The corpus callosum connects both sides of the brain and facilitates communication between them. People who are ICH have a larger corpus callosum and increased activation of the right hemisphere. This in turn leads to a better episodic memory.
This is the kind of memory involved with learning, storing, and retrieving information — the ability to describe the details of a recent vacation, for instance.
A number of studies show people with ICH have better recall of words and paragraphs, events from their own life, early childhood memories, everyday memories, dream recall and memory for faces.
This has also been shown to extend beyond the lab into real life, where ICH people report fewer memory problems, particularly those involving conversations and conducting everyday tasks. This is true whether they are left- or right-handed. The relevant trait is whether they make extensive use of both hands.
Connectivity between both hemispheres of the brain is also concerned with the capacity to update beliefs. This is considered to be a broad example of our ability to be flexible in our thinking.
Studies have shown that ICH people are more likely to be open to persuasion and are better at taking other people’s perspectives. People who are CH (consistent handed) are more resistant to updating beliefs and are less likely to alter their existing viewpoint.
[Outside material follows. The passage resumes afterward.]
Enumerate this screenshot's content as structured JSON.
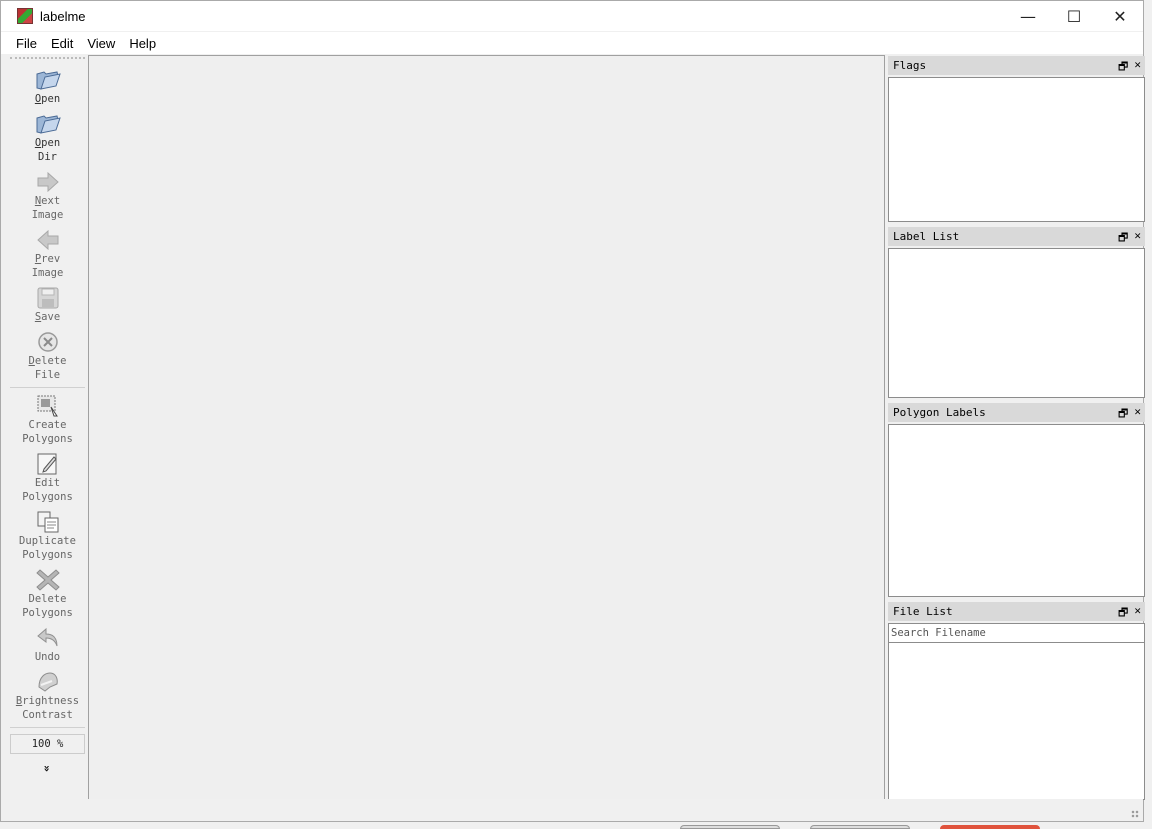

Perhaps also relevant, people who switch back and forth between both hands are less likely to suffer from rumination or other eating disorders, and less likely to suffer from dysmorphia — a distorted view about the way they look.
Form New Neural Pathways with Neurobics
If you are strongly left- or right-handed, there’s a very simple way to improve your episodic memory and increase cognitive flexibility.
And that is to practice neurobics. These are brain exercises that involve unexpected stimuli.
One of the simplest exercises to strengthen connectivity between both hemispheres of the brain is to use your non-dominant hand more often by incorporating it into everyday life.
This might include eating, stirring drinks, writing, texting, drawing, dialing phone numbers, brushing teeth, opening doors and hoovering. Virtually anything that’s safe to do will help. Do this consistently over time and you should notice a difference.
Dr. P. Murali Doraiswarmy, head of biological psychiatry at Duke University Medical Center, says of these activities: “It’s like having more cell towers in your brain to send messages along. The more cell towers you have, the fewer missed calls.”